What are clinical trials for continuous glucose monitors?
Clinical trials—and other types of clinical studies—are part of medical research and involve people like you. When you volunteer to take part in a clinical study, you help doctors and researchers learn more about disease and improve health care for people in the future. Researchers are studying many aspects of CGMs, such as how CGMs could be made more sensitive, reliable, and comfortable to wear. Researchers are also studying how they might be used to manage different types of diabetes or other medical conditions.
Watch a video of NIDDK Director Dr. Griffin P. Rodgers explaining the importance of participating in clinical trials.
What clinical studies on continuous glucose monitors are looking for participants?
You can view a filtered list of clinical studies that use CGMs and are federally funded, open, and recruiting at www.ClinicalTrials.gov. You can expand or narrow the list to include clinical studies from industry, universities, and individuals; however, the National Institutes of Health does not review these studies and cannot ensure they are safe. Always talk with your health care provider before you participate in a clinical study.
This content is provided as a service of the National Institute of Diabetes and Digestive and Kidney Diseases
(NIDDK), part of the National Institutes of Health. NIDDK translates and disseminates research findings to increase knowledge and understanding about health and disease among patients, health professionals, and the public. Content produced by NIDDK is carefully reviewed by NIDDK scientists and other experts.
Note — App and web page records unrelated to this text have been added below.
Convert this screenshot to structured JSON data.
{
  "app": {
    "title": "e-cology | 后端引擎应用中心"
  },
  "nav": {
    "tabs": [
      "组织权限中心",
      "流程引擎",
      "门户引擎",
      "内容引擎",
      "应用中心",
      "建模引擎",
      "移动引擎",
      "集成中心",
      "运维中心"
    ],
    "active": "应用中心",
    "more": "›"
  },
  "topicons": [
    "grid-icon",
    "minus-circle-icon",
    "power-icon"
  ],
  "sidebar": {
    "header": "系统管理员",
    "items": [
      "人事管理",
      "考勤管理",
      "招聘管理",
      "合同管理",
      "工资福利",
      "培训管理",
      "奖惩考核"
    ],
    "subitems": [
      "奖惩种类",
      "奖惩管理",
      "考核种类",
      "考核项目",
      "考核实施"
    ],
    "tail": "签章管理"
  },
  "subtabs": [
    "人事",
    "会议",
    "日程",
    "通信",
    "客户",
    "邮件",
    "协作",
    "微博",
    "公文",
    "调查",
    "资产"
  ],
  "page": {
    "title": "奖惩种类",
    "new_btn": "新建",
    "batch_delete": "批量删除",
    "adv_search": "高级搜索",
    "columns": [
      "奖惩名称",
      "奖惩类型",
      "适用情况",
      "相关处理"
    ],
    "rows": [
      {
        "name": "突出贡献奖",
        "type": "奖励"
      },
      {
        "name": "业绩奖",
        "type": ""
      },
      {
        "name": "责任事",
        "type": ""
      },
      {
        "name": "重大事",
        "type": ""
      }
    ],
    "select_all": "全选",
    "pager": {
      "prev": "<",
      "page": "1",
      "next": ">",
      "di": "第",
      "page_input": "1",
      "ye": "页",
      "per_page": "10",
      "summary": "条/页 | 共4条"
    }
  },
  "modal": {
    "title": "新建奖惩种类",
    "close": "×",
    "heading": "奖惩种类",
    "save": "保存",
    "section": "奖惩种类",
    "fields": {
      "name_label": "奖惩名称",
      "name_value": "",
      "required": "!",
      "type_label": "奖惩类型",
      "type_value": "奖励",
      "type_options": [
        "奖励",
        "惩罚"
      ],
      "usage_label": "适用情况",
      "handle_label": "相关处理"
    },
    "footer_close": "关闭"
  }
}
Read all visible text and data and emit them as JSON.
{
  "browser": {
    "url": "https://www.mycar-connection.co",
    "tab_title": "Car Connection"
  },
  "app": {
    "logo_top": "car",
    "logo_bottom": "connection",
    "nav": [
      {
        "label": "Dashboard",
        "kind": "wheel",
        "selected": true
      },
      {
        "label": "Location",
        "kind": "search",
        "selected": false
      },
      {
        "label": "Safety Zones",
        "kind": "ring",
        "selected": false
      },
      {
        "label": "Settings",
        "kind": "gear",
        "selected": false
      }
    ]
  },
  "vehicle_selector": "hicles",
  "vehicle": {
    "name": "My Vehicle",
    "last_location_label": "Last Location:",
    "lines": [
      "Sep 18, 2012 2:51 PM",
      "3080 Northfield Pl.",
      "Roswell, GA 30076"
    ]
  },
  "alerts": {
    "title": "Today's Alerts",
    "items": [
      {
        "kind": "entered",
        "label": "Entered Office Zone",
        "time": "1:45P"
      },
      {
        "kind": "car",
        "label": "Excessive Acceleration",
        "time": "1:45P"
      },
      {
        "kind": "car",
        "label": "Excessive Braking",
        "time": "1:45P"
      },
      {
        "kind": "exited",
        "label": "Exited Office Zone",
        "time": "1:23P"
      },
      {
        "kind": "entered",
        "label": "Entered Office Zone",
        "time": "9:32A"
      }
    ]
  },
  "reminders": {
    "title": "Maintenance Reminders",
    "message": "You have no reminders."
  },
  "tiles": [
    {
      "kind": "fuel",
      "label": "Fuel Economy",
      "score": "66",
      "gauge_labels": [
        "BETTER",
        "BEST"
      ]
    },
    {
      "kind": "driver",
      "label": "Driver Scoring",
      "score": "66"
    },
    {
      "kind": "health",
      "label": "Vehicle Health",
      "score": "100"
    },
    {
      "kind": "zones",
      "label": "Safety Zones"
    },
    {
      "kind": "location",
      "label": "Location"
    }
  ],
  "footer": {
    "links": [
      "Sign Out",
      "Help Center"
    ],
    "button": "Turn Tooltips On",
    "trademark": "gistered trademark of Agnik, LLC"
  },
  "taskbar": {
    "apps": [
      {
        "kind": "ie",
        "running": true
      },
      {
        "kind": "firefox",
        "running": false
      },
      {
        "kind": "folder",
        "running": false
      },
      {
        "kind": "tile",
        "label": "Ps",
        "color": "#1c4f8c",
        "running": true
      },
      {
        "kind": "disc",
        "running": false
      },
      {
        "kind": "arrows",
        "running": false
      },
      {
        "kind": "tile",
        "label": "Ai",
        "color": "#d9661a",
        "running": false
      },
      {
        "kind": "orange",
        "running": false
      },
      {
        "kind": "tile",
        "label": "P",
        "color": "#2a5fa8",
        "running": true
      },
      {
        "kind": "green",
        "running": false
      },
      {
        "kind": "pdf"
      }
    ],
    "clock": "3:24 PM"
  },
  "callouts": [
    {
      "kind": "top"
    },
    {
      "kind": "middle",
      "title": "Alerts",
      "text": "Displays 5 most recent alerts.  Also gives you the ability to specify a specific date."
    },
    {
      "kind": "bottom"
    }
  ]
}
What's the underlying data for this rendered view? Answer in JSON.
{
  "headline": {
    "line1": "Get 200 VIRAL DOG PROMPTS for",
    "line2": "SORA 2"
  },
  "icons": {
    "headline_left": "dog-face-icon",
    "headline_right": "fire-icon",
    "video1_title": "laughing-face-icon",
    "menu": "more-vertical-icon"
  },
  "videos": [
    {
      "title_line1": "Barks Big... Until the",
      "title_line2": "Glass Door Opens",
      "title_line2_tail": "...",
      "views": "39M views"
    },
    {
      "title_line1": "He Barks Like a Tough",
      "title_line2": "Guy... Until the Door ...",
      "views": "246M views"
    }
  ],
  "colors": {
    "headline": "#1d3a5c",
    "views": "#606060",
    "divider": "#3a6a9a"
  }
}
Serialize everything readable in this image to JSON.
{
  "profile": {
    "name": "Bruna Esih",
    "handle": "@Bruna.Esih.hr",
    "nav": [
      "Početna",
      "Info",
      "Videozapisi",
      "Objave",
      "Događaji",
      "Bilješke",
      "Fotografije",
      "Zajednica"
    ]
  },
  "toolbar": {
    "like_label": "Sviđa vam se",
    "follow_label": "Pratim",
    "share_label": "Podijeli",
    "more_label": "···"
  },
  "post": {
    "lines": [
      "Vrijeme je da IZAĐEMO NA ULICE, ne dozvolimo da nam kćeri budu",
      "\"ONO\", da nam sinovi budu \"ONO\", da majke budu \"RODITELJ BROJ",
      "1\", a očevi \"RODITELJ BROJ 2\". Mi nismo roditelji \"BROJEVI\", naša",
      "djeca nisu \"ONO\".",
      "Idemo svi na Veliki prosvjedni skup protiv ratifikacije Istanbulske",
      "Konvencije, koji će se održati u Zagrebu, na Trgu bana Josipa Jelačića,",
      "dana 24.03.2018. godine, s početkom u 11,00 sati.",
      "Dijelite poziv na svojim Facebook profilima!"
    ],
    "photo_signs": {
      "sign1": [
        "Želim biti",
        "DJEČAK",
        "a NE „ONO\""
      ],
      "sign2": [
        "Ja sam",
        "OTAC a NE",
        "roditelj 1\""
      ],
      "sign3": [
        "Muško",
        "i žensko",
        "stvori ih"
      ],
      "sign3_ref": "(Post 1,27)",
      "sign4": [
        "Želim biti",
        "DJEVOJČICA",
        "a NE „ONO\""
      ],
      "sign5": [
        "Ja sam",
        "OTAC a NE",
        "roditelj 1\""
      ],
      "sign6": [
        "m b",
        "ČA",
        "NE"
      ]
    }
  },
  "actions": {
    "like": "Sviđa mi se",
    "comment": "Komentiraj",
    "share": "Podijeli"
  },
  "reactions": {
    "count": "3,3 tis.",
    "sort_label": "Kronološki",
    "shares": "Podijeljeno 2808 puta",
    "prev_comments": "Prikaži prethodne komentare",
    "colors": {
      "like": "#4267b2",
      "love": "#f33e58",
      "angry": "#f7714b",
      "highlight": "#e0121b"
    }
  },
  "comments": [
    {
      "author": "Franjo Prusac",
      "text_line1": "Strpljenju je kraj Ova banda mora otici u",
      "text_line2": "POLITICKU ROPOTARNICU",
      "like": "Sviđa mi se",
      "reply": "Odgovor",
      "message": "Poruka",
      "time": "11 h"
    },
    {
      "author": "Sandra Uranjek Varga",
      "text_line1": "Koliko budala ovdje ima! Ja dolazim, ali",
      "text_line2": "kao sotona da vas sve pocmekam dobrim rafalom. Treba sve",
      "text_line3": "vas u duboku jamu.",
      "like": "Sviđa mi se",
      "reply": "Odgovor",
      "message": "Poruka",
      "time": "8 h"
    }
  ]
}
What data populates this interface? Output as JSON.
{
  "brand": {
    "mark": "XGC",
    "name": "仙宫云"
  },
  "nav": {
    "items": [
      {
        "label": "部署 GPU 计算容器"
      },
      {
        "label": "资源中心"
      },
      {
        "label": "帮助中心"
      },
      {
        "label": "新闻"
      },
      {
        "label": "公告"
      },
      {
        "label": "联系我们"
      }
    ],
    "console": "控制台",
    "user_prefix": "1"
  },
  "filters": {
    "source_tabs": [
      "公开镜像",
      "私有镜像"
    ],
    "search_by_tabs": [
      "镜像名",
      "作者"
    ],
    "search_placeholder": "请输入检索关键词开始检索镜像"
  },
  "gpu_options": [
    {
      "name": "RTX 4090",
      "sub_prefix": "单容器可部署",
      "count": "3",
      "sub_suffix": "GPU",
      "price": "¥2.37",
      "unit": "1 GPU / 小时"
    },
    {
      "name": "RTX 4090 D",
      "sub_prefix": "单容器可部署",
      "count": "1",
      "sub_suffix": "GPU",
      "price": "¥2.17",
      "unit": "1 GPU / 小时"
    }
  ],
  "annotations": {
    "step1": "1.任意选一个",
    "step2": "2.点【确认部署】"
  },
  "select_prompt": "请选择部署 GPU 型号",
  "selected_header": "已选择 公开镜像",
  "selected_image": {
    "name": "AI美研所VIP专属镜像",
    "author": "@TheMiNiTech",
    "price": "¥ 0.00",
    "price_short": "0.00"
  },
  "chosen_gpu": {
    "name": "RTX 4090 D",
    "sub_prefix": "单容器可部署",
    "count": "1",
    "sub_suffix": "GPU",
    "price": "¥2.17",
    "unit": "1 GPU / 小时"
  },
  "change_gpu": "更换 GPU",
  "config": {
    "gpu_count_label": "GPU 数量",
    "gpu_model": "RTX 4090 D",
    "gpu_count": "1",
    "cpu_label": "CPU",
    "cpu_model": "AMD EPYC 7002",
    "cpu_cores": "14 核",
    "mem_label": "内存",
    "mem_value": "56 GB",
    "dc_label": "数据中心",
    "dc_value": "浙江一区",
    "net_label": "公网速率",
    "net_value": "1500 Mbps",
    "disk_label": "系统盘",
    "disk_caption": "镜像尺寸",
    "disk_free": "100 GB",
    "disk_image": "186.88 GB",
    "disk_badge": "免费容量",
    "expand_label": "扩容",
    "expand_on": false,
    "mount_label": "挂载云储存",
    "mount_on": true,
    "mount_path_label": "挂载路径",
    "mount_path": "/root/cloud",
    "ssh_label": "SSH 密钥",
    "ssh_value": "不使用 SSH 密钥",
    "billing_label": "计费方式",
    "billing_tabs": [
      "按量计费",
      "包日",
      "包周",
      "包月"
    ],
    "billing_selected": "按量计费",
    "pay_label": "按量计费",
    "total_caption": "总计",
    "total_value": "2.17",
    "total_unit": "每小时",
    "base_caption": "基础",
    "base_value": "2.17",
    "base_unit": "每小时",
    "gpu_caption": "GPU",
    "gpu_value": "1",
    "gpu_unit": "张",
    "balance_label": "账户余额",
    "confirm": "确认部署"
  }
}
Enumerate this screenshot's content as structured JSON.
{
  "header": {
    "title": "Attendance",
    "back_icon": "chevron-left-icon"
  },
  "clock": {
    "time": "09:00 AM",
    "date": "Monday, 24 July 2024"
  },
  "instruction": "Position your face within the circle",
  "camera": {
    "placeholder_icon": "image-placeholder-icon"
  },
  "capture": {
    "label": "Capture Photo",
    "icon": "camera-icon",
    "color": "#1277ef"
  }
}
NIDDK would like to thank:
Jenise C. Wong, M.D., Ph.D., University of California San Francisco, School of Medicine